◆ Aim of the task: Lines with "html": pull these out of the listing below.

◆ Source material:
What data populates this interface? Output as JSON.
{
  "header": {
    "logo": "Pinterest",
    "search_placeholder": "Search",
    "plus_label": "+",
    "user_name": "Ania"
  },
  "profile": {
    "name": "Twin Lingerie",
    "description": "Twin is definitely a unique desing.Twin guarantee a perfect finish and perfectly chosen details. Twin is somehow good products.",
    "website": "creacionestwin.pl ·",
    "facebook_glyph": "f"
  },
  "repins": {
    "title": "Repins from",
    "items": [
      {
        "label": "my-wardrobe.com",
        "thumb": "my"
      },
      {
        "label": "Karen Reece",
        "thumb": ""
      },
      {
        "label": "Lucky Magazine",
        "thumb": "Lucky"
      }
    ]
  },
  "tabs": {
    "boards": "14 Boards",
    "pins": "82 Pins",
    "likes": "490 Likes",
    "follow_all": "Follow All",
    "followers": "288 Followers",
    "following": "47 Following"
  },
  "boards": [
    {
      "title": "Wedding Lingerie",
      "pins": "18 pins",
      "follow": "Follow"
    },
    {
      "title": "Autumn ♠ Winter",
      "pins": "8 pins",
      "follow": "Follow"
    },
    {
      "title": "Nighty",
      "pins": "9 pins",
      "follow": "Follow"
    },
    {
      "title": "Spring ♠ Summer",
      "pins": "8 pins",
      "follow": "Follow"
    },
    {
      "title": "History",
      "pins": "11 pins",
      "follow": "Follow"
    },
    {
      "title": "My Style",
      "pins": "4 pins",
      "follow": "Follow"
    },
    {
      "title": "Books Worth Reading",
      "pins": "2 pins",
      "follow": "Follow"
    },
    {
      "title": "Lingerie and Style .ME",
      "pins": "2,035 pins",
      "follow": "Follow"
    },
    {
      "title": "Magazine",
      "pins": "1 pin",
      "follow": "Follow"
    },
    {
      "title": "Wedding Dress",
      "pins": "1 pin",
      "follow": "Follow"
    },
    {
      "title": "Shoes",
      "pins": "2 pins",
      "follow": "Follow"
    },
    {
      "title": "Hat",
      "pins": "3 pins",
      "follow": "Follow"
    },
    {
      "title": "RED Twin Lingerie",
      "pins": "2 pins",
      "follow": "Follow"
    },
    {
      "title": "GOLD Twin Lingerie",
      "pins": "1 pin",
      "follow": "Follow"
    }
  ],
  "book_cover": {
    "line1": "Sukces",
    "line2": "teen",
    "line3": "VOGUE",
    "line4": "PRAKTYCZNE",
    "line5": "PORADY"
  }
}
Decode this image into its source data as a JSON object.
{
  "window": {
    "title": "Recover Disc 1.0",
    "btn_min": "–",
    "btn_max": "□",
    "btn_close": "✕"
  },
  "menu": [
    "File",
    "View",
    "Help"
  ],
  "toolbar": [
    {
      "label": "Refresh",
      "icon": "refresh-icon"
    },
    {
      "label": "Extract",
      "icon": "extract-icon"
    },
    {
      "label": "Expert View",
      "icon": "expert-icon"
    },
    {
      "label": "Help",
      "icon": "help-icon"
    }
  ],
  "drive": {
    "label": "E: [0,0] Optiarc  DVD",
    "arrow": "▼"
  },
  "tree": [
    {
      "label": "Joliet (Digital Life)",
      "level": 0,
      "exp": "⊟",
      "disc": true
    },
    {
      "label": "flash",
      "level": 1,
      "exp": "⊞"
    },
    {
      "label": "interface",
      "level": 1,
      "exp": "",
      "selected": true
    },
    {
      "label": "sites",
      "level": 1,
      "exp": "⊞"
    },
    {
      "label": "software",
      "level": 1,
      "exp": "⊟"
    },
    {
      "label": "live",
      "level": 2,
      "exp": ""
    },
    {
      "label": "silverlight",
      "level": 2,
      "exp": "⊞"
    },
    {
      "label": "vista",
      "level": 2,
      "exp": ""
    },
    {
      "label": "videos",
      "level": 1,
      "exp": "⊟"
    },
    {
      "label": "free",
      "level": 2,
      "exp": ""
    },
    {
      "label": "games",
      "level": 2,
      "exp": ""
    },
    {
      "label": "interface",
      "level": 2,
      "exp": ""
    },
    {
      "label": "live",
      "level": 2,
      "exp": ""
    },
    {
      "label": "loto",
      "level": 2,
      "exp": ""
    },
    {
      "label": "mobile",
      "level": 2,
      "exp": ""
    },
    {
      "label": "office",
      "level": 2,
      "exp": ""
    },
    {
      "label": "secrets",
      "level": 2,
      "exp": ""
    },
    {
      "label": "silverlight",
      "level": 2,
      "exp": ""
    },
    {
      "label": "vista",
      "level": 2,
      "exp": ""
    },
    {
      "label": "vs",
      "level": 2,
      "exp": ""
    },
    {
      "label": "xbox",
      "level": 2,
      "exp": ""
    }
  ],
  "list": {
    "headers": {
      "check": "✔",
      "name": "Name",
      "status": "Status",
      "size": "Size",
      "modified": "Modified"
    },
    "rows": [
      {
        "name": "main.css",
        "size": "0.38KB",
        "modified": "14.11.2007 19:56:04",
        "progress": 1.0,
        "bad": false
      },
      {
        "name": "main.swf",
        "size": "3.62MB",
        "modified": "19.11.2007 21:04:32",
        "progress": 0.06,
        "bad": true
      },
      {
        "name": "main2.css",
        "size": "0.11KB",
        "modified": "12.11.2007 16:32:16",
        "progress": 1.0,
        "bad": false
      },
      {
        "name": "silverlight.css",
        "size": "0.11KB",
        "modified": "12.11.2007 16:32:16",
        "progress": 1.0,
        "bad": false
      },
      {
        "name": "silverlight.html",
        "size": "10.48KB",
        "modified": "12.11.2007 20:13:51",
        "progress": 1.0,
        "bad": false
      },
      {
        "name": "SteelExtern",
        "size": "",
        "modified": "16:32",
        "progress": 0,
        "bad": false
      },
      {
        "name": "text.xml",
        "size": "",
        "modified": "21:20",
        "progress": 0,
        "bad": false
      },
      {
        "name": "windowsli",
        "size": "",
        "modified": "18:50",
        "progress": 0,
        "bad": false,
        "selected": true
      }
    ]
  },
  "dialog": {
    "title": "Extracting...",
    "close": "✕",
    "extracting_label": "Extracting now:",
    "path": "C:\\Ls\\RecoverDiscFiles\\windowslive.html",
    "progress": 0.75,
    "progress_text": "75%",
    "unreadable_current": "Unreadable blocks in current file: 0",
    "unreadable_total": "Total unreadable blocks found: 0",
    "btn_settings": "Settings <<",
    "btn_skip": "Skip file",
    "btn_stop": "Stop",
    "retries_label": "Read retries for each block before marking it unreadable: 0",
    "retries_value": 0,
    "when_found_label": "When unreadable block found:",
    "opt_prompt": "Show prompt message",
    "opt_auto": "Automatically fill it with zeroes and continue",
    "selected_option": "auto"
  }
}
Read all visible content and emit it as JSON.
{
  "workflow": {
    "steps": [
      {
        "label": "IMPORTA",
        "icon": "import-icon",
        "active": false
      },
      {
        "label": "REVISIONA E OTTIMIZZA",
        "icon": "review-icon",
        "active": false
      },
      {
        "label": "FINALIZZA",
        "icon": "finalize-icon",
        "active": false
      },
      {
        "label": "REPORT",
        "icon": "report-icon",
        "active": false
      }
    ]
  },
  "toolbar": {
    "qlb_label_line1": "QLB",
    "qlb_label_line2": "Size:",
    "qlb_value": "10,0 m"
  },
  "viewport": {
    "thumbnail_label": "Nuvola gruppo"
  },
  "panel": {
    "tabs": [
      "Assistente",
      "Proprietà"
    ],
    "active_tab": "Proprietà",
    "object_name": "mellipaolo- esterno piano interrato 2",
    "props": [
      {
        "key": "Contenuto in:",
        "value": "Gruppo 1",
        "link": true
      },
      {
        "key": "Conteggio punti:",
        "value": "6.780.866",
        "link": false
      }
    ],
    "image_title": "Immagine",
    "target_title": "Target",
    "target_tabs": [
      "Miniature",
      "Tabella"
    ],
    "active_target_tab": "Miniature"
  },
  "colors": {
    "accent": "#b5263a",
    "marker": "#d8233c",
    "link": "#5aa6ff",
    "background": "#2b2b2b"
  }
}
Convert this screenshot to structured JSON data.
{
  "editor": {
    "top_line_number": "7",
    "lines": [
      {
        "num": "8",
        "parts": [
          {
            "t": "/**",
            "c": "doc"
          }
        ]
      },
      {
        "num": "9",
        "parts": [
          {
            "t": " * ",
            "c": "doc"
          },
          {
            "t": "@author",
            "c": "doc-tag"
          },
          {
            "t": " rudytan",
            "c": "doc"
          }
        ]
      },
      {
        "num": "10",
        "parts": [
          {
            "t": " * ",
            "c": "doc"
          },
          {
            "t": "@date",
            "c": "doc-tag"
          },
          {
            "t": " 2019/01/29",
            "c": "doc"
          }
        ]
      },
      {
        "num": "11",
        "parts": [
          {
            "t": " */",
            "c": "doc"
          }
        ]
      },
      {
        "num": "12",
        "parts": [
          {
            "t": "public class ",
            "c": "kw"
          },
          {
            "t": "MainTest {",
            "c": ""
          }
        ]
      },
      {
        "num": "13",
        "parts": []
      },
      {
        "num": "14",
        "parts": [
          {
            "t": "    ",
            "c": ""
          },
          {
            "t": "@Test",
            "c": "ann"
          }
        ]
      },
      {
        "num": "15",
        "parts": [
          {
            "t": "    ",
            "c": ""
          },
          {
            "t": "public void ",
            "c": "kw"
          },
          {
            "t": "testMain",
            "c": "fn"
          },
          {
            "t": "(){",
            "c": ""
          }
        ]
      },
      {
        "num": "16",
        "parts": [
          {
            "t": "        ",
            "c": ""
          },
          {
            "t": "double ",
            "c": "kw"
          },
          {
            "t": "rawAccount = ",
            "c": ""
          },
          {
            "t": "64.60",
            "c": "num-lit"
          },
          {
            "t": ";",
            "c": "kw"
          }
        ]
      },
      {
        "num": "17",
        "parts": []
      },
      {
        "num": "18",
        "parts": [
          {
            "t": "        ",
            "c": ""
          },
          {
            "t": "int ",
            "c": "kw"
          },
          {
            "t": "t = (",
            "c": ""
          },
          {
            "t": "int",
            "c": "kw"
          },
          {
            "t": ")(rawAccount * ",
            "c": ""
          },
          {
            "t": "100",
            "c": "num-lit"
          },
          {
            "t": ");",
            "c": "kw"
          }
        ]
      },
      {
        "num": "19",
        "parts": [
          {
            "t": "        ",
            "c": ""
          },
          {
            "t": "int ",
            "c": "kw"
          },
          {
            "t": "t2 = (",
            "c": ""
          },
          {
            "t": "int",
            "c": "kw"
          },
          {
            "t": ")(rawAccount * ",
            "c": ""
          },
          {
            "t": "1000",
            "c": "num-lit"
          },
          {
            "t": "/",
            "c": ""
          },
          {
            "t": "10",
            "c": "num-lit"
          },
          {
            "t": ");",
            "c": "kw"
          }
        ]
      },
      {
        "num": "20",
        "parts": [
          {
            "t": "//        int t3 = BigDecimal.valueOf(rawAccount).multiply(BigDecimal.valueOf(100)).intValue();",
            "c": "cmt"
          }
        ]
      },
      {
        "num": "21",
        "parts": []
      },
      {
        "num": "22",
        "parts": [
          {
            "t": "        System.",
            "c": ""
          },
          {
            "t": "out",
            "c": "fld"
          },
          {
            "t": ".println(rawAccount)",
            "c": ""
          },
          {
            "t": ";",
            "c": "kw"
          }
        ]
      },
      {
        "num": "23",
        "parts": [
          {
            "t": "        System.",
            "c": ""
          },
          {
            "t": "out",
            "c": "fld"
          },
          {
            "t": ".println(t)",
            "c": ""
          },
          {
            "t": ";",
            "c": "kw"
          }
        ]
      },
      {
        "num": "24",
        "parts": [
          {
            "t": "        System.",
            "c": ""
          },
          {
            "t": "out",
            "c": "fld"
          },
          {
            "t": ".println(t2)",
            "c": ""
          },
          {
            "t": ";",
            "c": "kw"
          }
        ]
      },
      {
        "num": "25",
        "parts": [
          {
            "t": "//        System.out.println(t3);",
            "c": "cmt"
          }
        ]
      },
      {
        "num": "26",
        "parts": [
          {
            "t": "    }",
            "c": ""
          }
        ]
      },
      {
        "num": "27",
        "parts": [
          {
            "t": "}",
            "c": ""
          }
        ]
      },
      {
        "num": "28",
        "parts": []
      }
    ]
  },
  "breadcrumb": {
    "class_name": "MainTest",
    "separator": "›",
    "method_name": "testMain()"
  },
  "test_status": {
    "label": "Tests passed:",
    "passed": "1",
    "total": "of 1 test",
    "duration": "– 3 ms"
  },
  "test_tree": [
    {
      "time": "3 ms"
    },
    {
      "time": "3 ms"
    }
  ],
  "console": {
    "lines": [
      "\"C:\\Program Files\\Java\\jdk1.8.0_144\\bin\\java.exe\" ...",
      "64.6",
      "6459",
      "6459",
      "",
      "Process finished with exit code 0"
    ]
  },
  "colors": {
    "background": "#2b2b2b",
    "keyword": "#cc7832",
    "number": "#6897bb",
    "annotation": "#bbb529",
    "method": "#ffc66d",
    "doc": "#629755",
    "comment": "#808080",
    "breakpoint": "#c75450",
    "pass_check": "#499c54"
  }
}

◆ Answer below:
        "name": "silverlight.html",
    "path": "C:\\Ls\\RecoverDiscFiles\\windowslive.html",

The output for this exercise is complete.